A fatal accident resulted after a derailment near Gillen’s Siding early on Sunday 17 February 1924. The train was on an excursion from Mount Perry to Bargara. Two people died in the incident which was apparently caused by excessive speed.
Transportation of timber, sugar and dairy products continued until it became uneconomical for the service to continue. The line closed in stages – from Mount Perry to Tirroan (just west of Gin Gin) on 31 October 1960, from Tirroan to Gin Gin in 1988, Gin Gin station on 17 January 1992 and the line to North Bundaberg on 16 January 1993.

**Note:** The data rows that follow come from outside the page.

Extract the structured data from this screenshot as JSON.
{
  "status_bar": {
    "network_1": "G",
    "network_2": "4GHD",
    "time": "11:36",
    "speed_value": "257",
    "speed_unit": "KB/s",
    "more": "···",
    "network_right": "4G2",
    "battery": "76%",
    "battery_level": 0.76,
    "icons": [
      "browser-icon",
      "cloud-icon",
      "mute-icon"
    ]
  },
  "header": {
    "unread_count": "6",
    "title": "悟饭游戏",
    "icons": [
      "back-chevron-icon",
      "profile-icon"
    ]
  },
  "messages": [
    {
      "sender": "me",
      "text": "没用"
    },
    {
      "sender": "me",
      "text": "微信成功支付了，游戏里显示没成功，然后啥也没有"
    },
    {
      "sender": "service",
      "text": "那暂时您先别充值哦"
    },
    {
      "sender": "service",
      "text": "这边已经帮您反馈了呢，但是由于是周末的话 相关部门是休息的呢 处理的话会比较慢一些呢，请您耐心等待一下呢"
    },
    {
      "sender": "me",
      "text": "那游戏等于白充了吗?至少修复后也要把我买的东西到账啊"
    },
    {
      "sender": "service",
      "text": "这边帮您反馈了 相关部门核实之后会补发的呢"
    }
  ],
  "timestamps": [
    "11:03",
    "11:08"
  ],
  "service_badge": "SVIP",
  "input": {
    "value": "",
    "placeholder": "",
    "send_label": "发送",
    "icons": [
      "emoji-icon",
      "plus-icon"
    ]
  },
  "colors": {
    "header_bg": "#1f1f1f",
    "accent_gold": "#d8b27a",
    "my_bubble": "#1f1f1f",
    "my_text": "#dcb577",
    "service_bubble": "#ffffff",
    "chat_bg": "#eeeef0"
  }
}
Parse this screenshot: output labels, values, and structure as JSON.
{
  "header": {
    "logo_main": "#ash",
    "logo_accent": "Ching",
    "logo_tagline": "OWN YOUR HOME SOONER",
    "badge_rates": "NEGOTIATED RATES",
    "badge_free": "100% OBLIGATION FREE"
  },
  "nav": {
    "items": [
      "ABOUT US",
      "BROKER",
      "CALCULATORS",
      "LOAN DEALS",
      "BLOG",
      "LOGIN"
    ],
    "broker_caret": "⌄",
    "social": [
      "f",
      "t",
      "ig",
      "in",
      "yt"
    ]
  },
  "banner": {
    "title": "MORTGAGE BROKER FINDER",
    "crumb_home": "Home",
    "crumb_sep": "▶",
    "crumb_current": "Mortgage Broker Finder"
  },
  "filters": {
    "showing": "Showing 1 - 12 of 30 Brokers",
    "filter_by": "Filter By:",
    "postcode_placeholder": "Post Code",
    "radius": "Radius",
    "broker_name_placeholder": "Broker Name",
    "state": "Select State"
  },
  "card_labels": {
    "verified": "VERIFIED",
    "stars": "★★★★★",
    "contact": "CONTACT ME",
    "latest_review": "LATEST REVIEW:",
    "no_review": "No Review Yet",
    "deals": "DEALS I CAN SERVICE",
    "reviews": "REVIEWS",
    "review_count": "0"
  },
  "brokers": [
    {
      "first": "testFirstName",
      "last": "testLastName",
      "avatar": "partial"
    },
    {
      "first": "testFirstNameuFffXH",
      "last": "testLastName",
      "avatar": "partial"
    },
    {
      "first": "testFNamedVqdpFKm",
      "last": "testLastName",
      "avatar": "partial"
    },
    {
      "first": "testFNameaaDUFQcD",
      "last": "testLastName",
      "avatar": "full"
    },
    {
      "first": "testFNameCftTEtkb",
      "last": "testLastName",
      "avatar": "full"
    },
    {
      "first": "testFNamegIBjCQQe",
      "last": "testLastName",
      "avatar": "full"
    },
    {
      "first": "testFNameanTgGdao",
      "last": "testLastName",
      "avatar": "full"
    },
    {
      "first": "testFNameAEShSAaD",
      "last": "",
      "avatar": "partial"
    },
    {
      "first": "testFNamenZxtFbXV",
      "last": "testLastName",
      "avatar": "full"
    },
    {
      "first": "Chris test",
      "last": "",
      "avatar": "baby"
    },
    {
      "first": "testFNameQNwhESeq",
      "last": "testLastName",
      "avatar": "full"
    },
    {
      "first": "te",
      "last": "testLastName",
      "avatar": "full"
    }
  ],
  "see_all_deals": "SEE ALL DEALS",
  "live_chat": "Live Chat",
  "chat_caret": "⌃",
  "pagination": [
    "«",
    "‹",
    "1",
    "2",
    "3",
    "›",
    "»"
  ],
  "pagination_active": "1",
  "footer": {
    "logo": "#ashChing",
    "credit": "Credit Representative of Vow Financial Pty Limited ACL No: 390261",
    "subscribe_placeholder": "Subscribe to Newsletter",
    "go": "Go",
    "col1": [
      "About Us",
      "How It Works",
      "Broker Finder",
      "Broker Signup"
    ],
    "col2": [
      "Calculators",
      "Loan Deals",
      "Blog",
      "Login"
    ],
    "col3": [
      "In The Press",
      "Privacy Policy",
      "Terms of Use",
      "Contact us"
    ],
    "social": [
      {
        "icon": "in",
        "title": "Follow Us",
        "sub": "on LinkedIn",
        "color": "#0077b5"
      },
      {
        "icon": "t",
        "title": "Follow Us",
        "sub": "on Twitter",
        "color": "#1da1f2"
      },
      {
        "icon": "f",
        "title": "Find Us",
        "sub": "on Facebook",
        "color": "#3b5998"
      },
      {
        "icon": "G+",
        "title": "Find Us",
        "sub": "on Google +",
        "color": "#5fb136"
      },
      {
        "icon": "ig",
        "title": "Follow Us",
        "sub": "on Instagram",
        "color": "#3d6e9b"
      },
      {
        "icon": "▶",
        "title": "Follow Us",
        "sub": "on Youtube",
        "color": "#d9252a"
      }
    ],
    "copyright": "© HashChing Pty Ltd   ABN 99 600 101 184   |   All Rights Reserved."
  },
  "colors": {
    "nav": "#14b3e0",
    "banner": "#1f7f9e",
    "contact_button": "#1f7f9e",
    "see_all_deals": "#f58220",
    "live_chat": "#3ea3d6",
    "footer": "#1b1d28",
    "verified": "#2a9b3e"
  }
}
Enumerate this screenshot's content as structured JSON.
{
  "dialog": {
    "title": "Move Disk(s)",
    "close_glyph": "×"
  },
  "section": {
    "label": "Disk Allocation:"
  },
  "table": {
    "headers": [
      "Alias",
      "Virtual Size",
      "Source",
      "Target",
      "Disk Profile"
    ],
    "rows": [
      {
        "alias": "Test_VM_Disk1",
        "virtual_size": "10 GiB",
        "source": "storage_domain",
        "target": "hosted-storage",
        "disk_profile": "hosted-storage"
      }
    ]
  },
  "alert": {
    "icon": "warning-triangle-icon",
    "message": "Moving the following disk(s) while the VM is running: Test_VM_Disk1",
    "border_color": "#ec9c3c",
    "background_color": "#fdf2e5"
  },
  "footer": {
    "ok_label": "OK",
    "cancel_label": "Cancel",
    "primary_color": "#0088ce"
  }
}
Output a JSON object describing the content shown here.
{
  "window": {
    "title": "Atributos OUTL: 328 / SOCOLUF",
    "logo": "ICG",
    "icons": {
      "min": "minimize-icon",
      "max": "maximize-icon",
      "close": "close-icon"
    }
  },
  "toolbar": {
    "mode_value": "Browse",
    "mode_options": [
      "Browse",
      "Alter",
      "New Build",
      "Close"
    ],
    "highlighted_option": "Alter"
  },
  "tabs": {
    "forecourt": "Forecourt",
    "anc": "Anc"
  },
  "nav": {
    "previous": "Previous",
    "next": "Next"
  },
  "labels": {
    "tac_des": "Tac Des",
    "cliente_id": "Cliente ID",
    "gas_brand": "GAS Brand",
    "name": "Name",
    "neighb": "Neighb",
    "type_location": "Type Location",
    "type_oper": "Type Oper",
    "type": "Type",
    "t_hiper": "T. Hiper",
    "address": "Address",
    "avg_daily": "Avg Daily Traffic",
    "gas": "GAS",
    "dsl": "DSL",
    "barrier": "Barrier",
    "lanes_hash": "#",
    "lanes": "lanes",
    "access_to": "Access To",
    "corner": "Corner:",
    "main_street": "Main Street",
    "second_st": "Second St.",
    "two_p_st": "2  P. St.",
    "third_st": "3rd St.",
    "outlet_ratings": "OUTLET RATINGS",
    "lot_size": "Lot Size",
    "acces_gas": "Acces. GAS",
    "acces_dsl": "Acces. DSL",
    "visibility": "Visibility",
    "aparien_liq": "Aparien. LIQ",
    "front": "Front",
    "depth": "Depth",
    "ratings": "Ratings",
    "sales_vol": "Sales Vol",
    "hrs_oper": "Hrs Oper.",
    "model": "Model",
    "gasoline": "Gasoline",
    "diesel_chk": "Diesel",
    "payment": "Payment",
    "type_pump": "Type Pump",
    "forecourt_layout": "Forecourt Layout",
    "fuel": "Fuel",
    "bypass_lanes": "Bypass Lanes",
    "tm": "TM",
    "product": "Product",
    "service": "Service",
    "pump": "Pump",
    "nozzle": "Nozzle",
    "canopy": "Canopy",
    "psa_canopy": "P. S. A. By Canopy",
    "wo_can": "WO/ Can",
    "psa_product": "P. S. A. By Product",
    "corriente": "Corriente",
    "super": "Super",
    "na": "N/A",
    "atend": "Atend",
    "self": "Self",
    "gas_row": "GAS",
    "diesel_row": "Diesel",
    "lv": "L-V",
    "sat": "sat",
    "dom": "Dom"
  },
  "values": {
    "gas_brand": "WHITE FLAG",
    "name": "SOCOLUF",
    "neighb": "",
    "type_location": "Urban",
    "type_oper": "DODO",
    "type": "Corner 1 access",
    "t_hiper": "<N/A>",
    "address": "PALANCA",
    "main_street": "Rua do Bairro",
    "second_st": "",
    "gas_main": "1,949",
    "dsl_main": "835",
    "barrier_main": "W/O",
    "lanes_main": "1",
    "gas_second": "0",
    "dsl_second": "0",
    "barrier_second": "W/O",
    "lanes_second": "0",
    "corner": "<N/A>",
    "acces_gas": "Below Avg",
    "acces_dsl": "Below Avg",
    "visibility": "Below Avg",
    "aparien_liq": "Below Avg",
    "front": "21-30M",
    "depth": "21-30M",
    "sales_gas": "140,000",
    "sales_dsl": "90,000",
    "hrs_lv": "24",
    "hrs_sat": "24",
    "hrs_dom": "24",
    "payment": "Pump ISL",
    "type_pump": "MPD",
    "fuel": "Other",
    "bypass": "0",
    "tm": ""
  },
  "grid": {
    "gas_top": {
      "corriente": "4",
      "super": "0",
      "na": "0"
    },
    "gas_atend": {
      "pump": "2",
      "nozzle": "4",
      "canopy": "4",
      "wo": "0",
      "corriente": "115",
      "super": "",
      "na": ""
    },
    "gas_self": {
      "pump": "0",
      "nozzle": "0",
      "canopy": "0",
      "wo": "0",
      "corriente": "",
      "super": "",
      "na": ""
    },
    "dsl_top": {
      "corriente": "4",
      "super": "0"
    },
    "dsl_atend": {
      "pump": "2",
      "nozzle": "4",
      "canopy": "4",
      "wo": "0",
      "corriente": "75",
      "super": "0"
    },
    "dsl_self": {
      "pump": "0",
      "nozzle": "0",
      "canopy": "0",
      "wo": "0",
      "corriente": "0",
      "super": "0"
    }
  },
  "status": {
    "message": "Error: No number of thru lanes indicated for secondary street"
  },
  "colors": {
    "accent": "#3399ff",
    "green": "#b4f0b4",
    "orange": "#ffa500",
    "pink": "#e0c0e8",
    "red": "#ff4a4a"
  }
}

The Mount Perry railway line has a number of heritage-listed sites, including:
- Boolboonda Tunnel
- North Bundaberg railway station. About 1994, North Bundaberg station building was relocated some 500 metres west to the opposite side of the track and is now part of the Bundaberg Railway Museum.
- Splitters Creek Railway Bridge. Although avoiding a bridge over the Burnett River, the route could not avoid a crossing of Splitters Creek, a Burnett tributary located a short distance to the west. This imposing heritage listed structure towers high over the creek and features steel rods which link the trestles to provide extra strength.
Industrial railways (tramways) transported goods, such as sugar cane, from the production area to the main line. Some of the industrial locomotives have been preserved at the Botanical Gardens Railway, Bundaberg.
- "Boolboonda Railway Tunnel (entry 601516)". Queensland Heritage Register. Queensland Heritage Council. Retrieved 29 October 2009.
- "Bundaberg Railway Museum". Queensland's Rail Heritage. Archived from the original on 2 August 2016. Retrieved 15 April 2018..
- "Splitters Creek Railway Bridge (entry 600529)". Queensland Heritage Register. Queensland Heritage Council. Retrieved 7 July 2013.
- A.C. Lyn Zelmer (2005). "Cane Tram Notes #5: Bundaberg Fowler Steam Locomotives" (PDF). Archived (PDF) from the original on 4 March 2016. Retrieved 15 April 2018.
- "Botanical Gardens Railway". Collections Australia Network. Commonwealth of Australia. Archived from the original on 11 February 2014. Retrieved 15 April 2018.
- "Perry's Past - A Centenary History of Perry Shire" by Mervyn Royle 1980
- "Triumph of Narrow Gauge: A History of Queensland Railways" by John Kerr 1990 Boolarong Press, Brisbane